Use your imagination. Incorporate these behaviours to be more than just being harder for players. Also if something is harder, then you can increase the rewards.
Your evaluation with trouble with loot and xp is based on the "old world" where you advance by killing near stationary evenly distributed creatures.
Use these behaviours to make some targets hard to get. To succesfully take them out, you need some special tactic, often in cooperation with other players. The potential rewards would be so that players want to take these out. There will still be easy targets, but they won't offer much of a reward.

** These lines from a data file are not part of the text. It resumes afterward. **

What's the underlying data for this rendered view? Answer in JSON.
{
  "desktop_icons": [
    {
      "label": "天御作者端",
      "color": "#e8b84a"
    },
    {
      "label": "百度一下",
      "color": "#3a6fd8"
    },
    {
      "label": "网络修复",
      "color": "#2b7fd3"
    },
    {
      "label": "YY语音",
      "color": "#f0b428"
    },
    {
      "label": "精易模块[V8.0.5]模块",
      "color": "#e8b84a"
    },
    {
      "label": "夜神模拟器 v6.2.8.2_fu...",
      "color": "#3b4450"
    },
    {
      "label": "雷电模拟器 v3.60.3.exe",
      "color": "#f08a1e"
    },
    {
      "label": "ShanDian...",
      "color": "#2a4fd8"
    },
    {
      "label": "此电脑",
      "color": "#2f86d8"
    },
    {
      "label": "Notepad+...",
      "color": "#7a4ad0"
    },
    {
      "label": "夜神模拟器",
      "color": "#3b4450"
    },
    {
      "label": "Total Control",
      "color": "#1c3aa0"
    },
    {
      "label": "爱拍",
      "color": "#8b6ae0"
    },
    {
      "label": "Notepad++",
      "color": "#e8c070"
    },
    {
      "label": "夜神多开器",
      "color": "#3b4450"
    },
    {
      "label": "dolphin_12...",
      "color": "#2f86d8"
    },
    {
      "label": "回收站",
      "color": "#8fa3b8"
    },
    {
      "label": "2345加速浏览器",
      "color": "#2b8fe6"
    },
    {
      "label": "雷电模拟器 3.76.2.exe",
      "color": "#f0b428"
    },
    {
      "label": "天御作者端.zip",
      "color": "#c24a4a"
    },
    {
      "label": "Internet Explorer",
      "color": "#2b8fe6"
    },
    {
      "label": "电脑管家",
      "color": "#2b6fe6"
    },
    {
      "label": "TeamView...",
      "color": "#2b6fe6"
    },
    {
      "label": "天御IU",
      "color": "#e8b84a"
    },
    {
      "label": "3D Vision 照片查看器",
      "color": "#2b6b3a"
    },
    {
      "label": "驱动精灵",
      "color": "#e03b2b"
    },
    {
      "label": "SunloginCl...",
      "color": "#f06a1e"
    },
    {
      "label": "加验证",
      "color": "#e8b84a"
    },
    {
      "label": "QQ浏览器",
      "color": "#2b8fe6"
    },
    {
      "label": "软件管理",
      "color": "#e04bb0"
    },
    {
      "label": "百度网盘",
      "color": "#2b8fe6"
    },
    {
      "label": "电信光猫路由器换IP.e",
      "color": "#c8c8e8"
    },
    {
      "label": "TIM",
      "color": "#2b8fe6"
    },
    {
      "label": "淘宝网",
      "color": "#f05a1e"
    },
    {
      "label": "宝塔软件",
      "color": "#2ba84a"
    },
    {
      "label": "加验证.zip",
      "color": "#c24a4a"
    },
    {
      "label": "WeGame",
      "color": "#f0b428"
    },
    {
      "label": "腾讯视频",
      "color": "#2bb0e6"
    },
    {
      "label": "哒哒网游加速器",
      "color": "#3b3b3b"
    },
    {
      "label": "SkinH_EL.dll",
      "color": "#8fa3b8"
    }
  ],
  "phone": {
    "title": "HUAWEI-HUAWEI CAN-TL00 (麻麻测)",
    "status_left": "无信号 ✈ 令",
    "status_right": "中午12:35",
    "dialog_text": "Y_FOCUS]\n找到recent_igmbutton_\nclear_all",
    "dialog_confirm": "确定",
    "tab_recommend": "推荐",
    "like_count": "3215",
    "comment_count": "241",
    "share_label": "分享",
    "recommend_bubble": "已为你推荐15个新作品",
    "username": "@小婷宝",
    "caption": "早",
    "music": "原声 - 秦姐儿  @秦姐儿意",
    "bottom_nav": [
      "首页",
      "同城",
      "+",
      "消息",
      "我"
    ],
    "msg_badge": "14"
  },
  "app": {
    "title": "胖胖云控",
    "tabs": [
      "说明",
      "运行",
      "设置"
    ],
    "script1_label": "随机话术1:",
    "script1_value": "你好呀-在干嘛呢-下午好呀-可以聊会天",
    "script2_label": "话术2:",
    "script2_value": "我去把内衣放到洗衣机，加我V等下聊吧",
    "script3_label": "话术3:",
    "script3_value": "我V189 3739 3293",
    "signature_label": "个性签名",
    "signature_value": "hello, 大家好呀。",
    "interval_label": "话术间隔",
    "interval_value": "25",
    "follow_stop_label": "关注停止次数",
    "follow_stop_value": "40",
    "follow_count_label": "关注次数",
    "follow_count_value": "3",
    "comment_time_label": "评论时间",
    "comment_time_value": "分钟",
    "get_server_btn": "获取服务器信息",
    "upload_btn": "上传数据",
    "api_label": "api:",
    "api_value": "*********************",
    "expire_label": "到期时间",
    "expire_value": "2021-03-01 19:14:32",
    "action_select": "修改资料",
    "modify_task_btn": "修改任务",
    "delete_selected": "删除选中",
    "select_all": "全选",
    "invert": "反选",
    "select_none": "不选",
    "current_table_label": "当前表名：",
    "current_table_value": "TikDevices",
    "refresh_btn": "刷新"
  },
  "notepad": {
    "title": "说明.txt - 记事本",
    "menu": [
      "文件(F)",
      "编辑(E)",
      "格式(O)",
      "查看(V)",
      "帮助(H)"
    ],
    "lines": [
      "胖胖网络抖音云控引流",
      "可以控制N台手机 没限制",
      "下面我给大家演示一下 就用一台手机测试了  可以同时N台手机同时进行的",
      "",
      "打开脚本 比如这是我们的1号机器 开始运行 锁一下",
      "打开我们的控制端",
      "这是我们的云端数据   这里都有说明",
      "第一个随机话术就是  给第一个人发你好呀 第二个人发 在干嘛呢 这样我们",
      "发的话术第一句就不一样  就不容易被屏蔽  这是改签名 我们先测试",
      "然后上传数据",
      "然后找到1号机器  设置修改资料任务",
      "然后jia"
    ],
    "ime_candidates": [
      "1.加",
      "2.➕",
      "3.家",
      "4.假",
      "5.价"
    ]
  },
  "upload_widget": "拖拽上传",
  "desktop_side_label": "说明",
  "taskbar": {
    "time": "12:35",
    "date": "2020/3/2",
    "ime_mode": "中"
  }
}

Preventing high reward targets from escaping would be a big part of succesfully getting rewards, while tracking them down would be an optional plan B. They could be easier to catch after chasing them away once, but you waste time. The reward could also be something else than regular foes. You may have to face regular foes on the way though. In Tracking down a rich resource site you may discover that a group of npc's is alreay extracting them. The most powerful foes are in the group that carries resources back to base. Striking when they are gone is a good idea, but if you are discovered, they won't leave.
The problem is that if we are trying to make more realistic creature behavior we have a problem with rpg systems period. For instance in many real world fights you need to get that one shot in and its a kill. RPGs involve incrementally lowering a health point value. If a wolf fought a human in real its all about who gets that critical lethal hit in first. More realistic behavior can't exist in a vacuum. A lot of the "real world" animal behavior is all about things that work like real world fights. There is none of this healing shit that happens in RPGs. Darting in for a hit, running back, wearing people down, it just doesn't work in a game where the corresponding results of the actions don't exist. Normally realism wouldn't be our primary consideration in designing a game but the point of changing mob behavior would be to make it more animal like, in other words more real, so in this case objection from reality is viable. Unless creatures have healing and ranged power to compete with the kind that the players have it is in their best interests to stay right by you and keep hitting you if they want to win.
In regards to just running away when too badly damaged, there are limited ways we can deal with that from a player perspective. Given enough health as long as you can't box the creature in it can escape and how are you going to follow it? Would a fleeing creature leave clues? What clues? Would it be the same for each creature? Would their just be a tracking skill? How would it level? How would it decide if you lost the creature? Its just not realistic to code that.